• **Assignment**
Below are entries; tally how many lines hold the string "this" and answer with only that figure.

□ □ □ □

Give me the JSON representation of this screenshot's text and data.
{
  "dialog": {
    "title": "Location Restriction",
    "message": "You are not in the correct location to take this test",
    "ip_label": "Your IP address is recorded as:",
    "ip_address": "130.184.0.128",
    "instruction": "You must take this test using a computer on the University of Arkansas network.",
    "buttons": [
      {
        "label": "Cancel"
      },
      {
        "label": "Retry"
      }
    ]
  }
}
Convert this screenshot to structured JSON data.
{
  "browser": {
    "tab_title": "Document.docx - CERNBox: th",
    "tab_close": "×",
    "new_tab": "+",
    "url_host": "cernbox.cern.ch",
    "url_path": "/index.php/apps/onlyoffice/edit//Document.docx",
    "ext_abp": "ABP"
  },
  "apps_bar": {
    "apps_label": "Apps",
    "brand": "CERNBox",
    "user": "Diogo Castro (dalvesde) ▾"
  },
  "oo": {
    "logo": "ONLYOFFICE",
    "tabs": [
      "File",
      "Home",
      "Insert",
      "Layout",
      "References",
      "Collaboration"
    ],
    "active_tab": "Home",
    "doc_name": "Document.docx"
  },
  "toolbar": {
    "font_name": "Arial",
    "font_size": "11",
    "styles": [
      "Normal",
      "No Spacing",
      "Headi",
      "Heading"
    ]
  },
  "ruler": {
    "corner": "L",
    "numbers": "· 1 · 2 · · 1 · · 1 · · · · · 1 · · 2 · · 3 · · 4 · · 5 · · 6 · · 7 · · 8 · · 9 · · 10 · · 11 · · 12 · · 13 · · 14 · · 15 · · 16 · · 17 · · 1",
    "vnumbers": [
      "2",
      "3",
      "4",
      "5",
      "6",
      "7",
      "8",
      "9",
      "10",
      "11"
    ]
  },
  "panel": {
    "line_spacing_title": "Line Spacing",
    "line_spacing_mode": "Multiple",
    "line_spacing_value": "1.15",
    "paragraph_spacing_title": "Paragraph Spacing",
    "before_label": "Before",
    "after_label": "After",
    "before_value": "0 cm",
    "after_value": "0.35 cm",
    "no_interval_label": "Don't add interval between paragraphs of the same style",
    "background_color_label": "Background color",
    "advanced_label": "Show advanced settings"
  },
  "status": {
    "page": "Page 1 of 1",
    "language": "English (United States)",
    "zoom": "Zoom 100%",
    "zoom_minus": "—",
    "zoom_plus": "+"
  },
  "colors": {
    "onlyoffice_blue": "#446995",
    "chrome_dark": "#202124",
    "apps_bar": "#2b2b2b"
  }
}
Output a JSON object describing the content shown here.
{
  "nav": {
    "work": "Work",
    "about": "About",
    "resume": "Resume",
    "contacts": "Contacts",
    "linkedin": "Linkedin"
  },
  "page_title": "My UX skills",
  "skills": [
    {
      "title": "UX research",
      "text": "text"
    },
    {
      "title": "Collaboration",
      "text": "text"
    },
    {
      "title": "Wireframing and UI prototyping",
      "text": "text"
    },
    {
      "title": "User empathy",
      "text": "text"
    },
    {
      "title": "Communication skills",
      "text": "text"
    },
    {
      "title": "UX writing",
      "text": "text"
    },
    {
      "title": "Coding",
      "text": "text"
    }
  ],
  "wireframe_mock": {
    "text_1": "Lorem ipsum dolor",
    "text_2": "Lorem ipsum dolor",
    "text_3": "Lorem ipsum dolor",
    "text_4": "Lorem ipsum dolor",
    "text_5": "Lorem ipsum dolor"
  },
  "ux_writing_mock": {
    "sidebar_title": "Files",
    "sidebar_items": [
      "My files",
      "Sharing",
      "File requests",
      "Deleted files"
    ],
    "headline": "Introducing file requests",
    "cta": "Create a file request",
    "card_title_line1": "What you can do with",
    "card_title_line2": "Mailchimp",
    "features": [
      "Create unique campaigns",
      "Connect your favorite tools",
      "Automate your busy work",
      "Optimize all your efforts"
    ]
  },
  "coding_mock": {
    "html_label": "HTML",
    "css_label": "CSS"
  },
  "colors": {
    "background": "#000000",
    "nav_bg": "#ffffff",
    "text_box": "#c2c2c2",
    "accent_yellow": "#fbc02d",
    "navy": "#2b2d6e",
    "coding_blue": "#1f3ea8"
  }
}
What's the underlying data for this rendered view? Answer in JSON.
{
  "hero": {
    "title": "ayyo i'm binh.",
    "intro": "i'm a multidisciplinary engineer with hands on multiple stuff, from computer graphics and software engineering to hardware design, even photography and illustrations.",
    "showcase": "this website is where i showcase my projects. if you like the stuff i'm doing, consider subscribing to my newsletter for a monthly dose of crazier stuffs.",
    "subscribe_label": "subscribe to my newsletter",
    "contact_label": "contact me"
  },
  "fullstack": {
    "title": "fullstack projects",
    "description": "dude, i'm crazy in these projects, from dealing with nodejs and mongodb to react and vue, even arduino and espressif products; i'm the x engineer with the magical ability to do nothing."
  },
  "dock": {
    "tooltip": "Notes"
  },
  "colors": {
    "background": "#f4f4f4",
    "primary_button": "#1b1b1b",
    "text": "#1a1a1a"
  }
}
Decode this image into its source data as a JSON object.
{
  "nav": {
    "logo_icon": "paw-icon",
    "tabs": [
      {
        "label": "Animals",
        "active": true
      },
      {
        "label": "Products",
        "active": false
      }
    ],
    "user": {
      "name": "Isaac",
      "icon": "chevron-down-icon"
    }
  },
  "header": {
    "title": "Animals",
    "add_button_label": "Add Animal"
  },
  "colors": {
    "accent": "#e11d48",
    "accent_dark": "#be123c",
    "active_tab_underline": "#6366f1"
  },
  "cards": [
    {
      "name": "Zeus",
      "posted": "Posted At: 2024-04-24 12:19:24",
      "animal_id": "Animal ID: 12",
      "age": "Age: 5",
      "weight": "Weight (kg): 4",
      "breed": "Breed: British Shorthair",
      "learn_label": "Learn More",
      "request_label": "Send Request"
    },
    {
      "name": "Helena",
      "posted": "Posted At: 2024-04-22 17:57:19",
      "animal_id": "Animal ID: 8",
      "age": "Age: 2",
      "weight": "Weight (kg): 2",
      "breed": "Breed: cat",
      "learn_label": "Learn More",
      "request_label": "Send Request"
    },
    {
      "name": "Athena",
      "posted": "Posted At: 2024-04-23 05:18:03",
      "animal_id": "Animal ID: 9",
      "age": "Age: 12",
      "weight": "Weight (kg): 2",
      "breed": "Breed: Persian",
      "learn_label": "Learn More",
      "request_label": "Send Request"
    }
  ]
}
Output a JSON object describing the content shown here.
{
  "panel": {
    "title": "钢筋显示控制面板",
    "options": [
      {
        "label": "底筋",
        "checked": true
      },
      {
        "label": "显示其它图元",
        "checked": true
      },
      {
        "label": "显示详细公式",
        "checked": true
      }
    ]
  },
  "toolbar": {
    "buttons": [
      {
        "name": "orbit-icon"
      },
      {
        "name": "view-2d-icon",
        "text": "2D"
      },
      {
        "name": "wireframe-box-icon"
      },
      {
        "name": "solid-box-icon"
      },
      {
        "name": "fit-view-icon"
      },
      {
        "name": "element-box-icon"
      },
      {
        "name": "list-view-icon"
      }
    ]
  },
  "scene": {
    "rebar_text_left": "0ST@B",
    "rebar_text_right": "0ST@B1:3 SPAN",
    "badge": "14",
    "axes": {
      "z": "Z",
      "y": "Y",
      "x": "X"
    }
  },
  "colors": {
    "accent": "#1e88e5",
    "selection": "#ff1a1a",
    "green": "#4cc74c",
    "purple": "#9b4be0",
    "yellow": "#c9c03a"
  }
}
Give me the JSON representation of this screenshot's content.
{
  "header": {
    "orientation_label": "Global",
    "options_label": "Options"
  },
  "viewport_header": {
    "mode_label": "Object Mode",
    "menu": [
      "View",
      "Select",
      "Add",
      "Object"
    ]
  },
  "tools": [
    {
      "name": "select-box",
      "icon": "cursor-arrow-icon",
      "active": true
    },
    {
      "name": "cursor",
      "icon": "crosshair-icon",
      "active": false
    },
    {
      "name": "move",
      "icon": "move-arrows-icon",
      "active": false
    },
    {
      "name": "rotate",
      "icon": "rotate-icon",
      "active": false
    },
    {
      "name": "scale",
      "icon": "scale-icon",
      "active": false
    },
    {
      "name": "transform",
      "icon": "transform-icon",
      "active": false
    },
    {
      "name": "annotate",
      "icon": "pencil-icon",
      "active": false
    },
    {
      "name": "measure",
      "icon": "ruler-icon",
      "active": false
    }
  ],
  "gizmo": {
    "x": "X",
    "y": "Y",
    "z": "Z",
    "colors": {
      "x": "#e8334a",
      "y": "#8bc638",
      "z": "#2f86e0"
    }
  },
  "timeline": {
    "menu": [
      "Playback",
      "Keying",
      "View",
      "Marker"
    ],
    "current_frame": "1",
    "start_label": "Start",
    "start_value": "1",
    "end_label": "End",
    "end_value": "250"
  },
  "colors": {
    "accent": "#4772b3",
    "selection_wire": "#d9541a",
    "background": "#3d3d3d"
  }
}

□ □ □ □

• **Solution to the problem**
8